» **TASK ITEM**
Check every line of the entries below for "background", and copy the lines that have it.

» **PROVIDED RECORDS**
┌────────
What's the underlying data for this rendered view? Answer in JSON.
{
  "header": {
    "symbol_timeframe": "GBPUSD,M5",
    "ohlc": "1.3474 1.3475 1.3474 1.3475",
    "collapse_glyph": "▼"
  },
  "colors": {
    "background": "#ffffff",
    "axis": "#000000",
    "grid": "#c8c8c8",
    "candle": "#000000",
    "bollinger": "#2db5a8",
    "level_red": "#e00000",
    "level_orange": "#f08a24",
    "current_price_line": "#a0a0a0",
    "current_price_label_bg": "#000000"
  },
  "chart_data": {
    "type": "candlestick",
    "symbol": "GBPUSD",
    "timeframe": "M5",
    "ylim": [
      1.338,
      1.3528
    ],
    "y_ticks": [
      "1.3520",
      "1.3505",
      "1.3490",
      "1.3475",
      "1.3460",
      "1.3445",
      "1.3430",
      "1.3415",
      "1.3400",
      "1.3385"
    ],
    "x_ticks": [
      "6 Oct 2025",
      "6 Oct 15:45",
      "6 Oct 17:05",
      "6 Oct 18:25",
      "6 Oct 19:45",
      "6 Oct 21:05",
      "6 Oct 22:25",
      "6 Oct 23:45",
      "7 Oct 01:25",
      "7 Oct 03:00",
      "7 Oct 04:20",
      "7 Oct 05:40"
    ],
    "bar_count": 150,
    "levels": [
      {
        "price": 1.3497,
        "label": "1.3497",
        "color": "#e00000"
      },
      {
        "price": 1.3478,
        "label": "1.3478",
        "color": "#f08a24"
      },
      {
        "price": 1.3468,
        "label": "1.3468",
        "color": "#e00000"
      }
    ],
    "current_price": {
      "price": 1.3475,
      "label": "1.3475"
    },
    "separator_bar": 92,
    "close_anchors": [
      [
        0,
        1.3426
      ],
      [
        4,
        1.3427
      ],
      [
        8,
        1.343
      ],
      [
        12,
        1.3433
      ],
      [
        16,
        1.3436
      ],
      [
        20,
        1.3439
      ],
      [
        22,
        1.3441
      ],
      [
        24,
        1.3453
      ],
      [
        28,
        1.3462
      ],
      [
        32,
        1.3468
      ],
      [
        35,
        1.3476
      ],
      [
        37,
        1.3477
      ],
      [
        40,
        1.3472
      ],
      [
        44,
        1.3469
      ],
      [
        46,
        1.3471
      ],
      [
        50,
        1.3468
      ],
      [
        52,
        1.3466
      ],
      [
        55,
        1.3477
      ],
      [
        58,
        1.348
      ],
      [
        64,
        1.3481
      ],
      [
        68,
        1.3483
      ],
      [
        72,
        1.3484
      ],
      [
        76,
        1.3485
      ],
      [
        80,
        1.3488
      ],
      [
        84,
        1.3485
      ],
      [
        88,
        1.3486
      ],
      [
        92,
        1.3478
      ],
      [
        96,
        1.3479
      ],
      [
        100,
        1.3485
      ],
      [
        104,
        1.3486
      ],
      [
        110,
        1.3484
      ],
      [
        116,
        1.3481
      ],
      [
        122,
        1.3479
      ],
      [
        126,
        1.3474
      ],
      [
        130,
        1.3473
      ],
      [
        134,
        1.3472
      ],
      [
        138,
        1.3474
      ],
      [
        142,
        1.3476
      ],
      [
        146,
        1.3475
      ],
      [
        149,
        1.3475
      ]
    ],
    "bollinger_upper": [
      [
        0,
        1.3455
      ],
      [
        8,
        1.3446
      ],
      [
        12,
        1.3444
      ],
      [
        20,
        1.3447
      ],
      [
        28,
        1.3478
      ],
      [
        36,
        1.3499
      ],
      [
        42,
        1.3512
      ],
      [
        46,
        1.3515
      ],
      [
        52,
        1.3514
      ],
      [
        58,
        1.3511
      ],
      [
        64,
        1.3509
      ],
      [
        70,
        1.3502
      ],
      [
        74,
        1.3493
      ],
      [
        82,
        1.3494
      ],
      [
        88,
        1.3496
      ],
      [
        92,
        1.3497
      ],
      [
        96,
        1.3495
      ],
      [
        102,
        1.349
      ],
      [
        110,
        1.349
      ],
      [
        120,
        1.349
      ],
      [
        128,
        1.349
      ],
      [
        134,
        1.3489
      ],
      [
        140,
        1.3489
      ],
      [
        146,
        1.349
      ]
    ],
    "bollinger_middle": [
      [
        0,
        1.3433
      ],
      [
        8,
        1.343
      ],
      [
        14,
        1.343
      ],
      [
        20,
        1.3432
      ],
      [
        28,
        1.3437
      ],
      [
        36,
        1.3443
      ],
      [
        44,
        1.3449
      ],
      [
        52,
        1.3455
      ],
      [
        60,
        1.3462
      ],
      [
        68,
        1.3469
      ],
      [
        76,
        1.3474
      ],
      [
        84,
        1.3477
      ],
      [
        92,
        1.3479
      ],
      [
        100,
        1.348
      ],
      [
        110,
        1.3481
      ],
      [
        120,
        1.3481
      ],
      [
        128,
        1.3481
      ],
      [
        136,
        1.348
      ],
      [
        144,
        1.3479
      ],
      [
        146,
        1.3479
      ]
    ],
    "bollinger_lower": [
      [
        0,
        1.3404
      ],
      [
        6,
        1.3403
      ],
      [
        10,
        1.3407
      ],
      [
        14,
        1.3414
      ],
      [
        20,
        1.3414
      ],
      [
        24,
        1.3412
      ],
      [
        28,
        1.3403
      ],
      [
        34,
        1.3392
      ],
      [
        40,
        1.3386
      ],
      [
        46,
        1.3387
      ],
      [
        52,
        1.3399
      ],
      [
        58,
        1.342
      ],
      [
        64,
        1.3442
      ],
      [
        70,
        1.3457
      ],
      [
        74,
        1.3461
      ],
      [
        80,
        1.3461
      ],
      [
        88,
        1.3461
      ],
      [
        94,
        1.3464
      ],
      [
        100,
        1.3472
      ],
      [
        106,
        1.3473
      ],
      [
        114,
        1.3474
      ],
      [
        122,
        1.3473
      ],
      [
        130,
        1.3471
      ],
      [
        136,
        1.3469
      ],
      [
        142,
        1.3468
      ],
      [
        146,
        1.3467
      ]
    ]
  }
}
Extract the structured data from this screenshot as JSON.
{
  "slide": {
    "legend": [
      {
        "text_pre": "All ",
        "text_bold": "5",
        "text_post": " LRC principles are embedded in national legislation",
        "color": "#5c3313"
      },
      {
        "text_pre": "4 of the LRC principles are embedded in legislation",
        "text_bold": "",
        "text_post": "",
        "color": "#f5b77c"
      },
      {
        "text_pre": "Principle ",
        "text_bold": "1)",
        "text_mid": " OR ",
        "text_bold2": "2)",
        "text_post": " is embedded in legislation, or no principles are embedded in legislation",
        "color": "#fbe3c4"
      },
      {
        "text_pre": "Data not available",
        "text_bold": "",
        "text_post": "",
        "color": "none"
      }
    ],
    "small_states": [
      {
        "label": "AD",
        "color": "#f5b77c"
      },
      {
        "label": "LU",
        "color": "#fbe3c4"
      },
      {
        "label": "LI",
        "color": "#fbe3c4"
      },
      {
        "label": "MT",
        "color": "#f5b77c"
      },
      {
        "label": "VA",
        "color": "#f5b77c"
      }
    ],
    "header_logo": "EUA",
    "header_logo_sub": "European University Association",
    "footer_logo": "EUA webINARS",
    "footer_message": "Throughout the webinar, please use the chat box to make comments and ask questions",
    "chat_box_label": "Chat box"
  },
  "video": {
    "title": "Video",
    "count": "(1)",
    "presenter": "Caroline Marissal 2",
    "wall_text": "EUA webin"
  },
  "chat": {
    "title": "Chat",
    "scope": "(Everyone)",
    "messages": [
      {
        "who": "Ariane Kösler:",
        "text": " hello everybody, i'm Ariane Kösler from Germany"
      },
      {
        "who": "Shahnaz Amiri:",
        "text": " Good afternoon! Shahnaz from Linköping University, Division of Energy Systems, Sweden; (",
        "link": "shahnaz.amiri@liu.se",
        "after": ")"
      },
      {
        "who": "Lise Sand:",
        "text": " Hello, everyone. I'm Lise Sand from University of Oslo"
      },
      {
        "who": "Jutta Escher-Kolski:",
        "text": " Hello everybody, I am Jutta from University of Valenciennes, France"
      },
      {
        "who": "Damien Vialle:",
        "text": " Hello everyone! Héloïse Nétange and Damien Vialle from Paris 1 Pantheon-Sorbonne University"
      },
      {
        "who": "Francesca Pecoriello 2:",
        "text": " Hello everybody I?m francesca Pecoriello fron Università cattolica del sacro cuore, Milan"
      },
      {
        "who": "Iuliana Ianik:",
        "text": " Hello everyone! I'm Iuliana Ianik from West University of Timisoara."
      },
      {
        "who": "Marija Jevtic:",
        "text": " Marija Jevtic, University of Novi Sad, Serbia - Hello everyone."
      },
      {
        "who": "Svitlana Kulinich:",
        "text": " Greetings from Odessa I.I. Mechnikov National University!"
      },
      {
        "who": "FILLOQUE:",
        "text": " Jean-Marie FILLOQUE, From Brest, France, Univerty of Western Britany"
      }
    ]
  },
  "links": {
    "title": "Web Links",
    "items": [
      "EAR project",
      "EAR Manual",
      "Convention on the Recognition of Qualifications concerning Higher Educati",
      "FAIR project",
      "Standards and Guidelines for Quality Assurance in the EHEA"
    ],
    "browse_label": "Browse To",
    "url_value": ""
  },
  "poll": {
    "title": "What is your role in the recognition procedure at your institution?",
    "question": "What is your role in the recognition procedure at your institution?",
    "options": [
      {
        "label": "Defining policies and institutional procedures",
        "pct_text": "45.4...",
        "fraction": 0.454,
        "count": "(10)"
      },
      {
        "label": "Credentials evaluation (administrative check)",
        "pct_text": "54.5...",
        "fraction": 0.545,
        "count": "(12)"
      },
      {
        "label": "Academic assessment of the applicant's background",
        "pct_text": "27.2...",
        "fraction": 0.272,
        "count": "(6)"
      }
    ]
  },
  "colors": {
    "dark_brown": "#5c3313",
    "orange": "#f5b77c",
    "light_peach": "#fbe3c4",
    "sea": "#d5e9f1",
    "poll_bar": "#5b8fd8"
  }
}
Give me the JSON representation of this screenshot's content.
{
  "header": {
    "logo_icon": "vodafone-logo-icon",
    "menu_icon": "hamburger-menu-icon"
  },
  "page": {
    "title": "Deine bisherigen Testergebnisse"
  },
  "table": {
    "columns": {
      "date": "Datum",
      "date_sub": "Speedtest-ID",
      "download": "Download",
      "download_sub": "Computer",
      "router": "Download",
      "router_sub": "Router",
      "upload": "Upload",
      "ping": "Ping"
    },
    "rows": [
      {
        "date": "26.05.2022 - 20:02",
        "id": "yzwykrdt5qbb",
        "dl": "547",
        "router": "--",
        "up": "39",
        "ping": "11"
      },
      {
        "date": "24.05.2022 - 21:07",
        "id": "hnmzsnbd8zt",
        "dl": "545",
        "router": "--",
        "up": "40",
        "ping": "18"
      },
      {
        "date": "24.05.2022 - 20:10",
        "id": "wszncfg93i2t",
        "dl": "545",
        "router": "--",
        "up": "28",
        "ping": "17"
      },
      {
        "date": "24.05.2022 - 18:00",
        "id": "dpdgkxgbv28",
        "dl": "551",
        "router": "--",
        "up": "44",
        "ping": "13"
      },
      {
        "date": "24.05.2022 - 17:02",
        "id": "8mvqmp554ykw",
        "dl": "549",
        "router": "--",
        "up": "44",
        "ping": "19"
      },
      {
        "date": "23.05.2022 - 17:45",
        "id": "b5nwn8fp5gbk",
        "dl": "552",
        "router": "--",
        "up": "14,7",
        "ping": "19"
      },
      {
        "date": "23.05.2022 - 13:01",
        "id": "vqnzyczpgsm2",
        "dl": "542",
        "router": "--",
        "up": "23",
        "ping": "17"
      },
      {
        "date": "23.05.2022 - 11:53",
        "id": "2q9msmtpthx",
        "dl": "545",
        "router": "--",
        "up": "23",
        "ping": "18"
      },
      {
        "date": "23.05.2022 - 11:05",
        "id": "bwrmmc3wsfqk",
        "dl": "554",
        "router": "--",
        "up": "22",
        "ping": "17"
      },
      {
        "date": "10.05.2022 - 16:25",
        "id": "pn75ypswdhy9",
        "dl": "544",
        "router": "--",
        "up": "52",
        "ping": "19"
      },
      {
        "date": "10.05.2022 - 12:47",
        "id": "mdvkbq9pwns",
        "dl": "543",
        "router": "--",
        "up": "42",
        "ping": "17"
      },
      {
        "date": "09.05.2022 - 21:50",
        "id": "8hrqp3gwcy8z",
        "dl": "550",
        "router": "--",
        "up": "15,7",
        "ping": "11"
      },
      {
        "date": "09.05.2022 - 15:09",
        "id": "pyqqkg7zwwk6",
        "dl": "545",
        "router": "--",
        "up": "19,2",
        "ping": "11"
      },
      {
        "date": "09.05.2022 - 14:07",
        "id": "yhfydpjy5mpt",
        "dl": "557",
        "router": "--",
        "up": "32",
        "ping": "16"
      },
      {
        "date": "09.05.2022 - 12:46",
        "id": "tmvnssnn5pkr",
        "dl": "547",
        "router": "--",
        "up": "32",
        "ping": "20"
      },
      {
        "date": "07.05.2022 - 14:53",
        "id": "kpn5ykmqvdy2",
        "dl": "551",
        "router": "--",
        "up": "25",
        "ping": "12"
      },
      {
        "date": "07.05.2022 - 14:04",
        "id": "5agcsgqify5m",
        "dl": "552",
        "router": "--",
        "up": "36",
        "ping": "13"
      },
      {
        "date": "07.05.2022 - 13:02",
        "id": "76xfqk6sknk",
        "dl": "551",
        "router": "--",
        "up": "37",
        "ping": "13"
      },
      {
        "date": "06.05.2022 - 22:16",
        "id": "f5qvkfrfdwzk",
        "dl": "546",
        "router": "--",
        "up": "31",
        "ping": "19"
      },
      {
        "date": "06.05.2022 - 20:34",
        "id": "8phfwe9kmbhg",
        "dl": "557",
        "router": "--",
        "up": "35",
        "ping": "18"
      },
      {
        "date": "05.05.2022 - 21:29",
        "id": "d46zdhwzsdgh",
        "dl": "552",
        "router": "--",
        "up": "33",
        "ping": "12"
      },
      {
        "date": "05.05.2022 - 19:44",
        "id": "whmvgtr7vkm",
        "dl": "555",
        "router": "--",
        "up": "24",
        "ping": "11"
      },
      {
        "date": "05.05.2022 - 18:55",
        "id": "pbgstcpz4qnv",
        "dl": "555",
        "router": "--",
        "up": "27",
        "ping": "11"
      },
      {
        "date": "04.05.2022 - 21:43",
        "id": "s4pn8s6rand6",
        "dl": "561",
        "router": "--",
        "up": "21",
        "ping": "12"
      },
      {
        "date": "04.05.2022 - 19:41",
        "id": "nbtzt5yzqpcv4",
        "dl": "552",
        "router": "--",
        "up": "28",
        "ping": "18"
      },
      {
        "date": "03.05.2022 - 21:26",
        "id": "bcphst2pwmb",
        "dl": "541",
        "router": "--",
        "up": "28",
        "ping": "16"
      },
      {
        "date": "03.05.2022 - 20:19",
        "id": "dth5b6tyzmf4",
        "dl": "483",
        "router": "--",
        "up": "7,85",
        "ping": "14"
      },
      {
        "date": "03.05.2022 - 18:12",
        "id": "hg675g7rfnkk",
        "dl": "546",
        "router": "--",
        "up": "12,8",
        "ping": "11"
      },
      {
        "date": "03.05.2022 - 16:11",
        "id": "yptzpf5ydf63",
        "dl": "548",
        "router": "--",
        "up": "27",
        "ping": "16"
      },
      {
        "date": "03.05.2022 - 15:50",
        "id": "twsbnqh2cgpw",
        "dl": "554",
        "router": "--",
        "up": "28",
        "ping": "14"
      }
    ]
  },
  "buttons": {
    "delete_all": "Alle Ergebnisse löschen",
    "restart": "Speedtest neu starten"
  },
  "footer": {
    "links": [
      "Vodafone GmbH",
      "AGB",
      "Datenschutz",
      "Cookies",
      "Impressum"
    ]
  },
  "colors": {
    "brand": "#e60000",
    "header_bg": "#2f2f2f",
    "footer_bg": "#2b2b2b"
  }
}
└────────
» **ANSWER FOR THIS EXERCISE**
    "background": "#ffffff",
        "label": "Academic assessment of the applicant's background",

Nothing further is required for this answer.